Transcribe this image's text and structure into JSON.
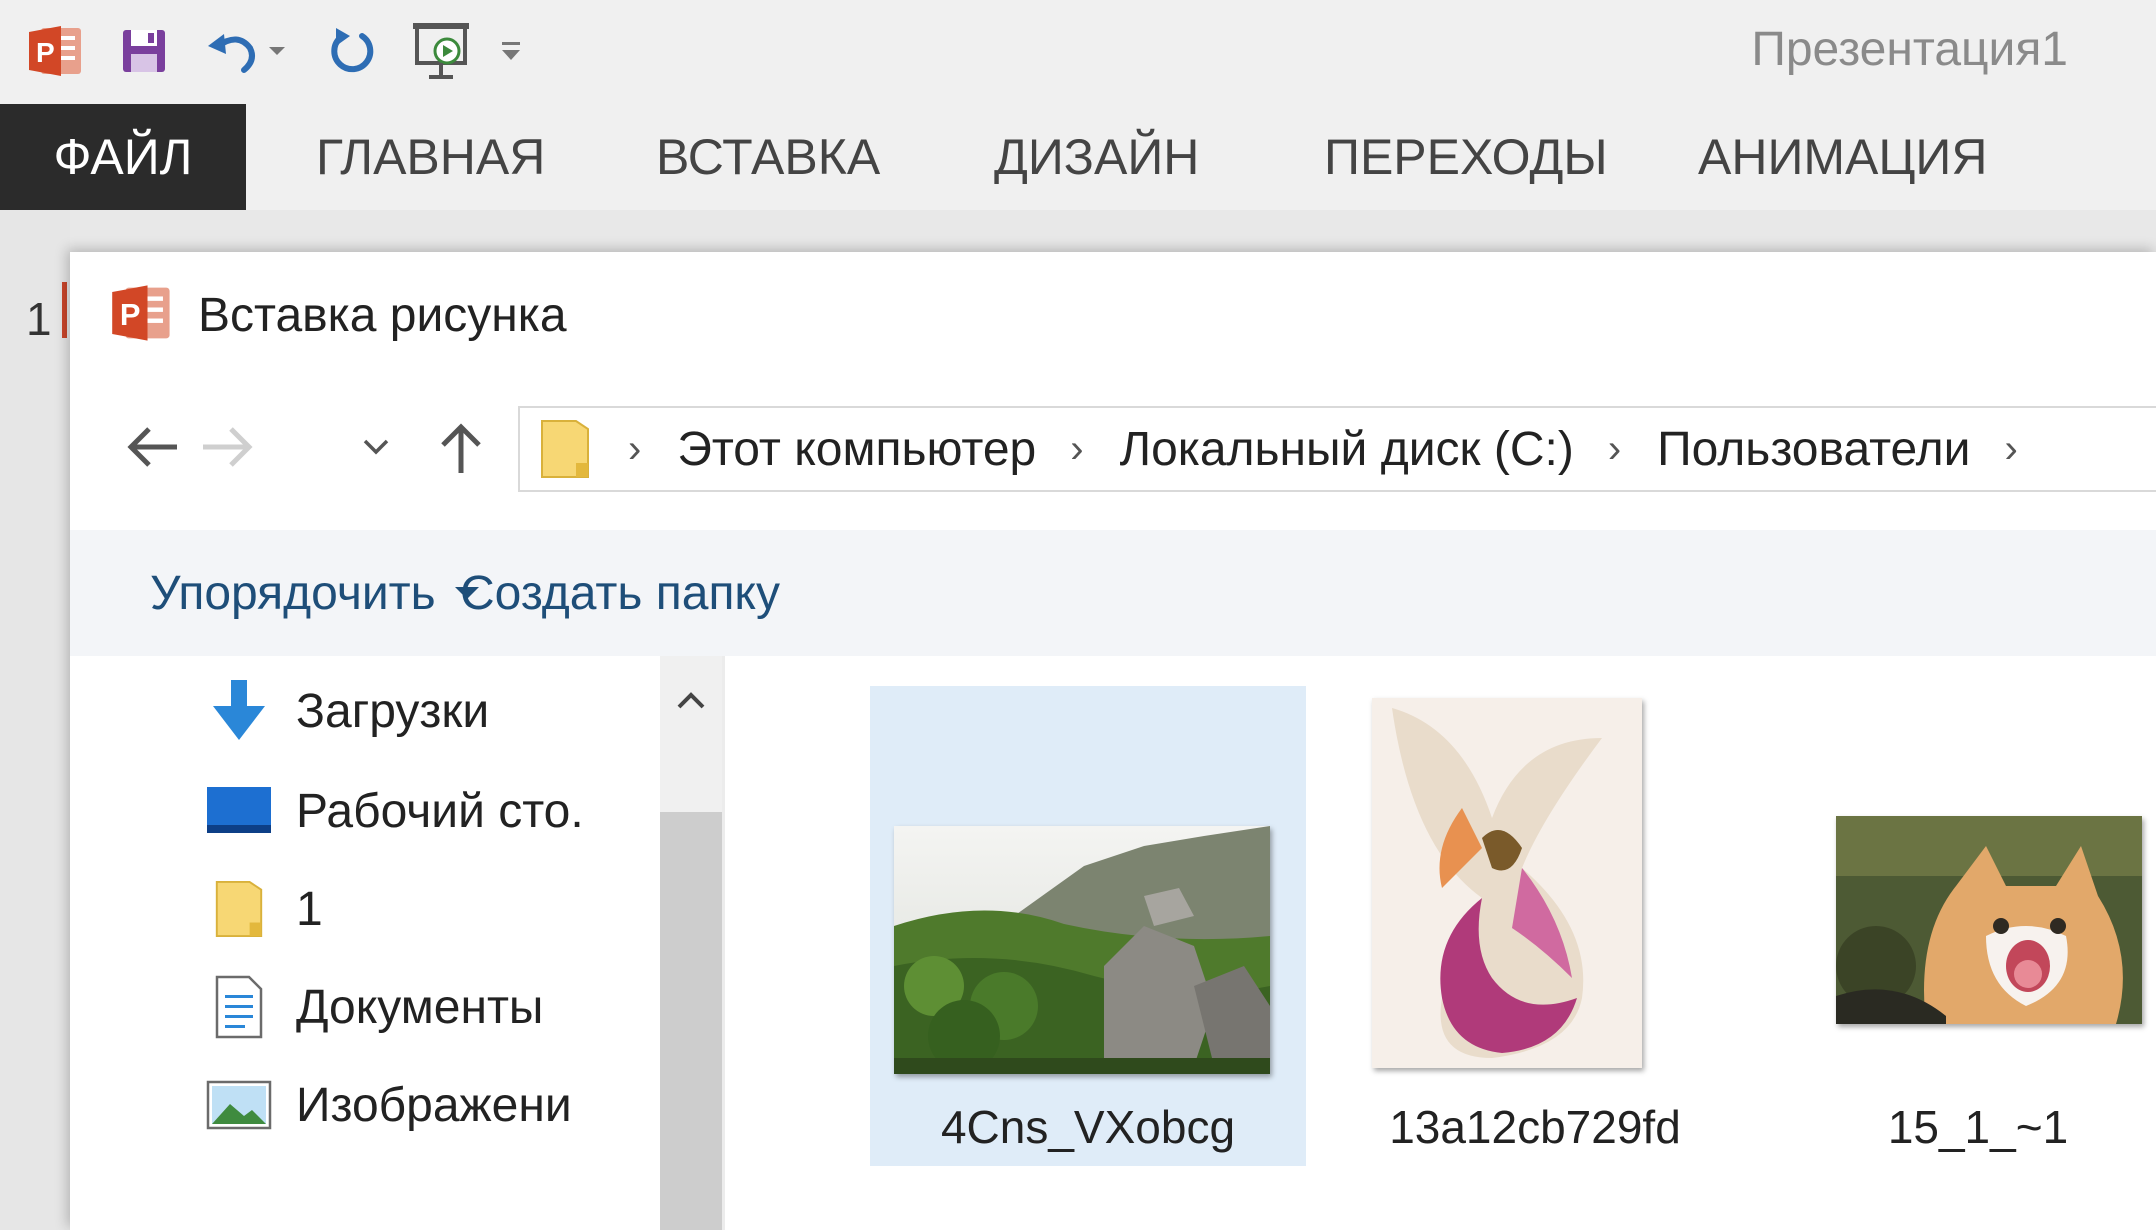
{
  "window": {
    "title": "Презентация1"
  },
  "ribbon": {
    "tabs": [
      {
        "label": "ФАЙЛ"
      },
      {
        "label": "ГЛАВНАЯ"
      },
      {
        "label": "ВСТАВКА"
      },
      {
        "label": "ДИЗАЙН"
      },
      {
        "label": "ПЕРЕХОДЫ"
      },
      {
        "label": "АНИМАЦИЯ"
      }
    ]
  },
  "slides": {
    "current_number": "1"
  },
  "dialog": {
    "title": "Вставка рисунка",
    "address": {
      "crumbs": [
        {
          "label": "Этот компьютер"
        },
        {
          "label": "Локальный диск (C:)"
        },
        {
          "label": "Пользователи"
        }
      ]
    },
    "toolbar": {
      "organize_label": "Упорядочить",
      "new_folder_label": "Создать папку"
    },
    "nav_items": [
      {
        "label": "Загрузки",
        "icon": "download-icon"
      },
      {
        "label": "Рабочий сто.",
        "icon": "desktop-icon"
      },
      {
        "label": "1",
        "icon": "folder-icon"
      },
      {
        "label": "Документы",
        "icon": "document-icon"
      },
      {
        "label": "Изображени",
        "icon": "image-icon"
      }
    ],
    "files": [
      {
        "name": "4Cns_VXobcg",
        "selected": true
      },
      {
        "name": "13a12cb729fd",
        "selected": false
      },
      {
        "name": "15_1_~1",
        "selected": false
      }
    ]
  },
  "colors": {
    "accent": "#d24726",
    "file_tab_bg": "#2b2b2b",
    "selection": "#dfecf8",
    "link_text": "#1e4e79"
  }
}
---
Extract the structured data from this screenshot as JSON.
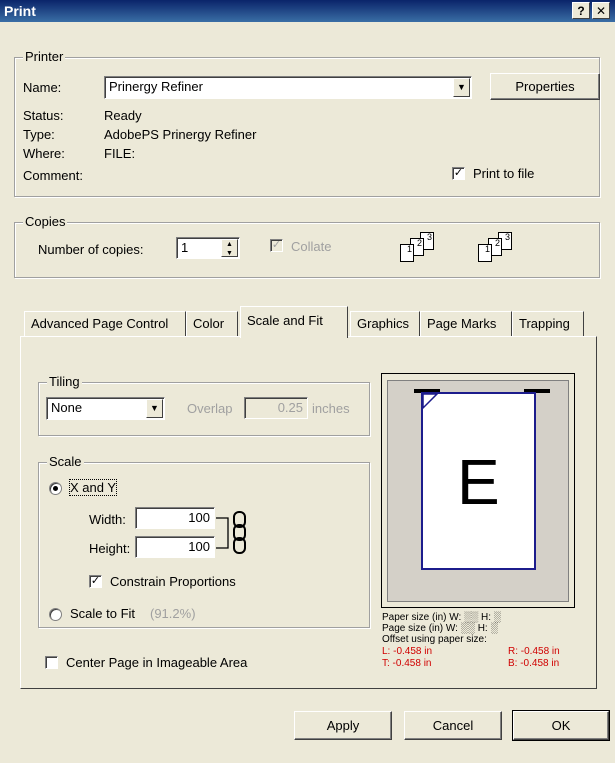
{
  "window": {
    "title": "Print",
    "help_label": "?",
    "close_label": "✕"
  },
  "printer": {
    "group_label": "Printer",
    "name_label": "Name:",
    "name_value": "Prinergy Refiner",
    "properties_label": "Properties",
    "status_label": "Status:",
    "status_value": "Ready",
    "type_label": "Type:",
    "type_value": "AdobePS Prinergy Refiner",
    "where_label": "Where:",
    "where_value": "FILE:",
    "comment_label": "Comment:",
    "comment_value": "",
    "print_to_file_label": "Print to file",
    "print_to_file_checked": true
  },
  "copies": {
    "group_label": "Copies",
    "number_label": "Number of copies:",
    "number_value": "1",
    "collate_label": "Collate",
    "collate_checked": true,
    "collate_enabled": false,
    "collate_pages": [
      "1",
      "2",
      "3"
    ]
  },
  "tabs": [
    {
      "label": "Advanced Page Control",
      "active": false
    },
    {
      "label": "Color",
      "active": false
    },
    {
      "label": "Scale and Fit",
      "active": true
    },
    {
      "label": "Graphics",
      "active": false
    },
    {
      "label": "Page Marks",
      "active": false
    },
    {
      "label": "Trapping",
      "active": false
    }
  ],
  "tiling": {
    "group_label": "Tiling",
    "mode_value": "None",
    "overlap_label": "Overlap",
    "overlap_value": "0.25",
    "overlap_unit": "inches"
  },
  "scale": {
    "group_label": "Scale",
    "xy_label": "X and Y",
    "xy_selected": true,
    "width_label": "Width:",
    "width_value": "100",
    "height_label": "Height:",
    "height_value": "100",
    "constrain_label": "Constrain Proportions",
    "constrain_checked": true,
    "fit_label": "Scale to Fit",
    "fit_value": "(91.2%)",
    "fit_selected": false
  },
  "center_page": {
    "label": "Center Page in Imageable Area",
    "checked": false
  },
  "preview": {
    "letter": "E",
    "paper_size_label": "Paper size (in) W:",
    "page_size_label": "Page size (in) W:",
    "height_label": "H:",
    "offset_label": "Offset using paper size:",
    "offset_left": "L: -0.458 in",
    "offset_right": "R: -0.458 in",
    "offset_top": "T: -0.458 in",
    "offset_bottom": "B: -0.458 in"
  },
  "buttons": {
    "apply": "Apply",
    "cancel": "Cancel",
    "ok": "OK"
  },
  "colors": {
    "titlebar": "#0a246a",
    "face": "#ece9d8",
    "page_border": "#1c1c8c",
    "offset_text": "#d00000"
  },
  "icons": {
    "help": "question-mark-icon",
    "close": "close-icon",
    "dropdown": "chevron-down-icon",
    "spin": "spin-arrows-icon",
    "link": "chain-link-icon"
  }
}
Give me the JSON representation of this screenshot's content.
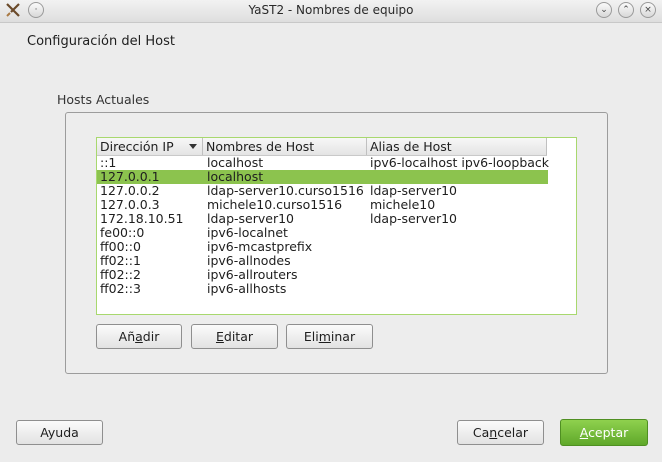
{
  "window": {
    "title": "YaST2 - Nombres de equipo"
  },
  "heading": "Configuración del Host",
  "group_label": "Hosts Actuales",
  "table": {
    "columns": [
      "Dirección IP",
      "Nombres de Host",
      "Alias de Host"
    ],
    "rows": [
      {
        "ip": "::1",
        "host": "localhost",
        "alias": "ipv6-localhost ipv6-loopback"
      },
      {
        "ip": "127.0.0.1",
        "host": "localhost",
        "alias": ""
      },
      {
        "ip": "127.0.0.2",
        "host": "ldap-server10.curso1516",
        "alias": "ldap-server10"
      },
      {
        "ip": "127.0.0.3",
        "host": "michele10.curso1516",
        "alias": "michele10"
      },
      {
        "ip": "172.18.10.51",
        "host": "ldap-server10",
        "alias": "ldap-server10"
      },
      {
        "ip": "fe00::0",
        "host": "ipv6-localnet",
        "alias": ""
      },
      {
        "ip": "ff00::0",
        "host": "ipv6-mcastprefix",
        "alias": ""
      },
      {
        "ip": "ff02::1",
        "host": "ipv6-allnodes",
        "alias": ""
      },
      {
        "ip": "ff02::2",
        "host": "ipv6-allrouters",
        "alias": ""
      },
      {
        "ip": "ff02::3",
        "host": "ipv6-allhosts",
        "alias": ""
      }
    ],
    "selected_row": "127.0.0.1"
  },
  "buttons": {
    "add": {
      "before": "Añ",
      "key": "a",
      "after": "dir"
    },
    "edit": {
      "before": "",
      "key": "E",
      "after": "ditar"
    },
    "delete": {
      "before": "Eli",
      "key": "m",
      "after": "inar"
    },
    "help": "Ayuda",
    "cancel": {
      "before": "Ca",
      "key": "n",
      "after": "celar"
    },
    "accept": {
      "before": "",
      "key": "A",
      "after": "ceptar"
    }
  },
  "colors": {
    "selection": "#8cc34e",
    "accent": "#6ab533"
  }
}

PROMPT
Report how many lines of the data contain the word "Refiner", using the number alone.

YOUR SOLUTION
2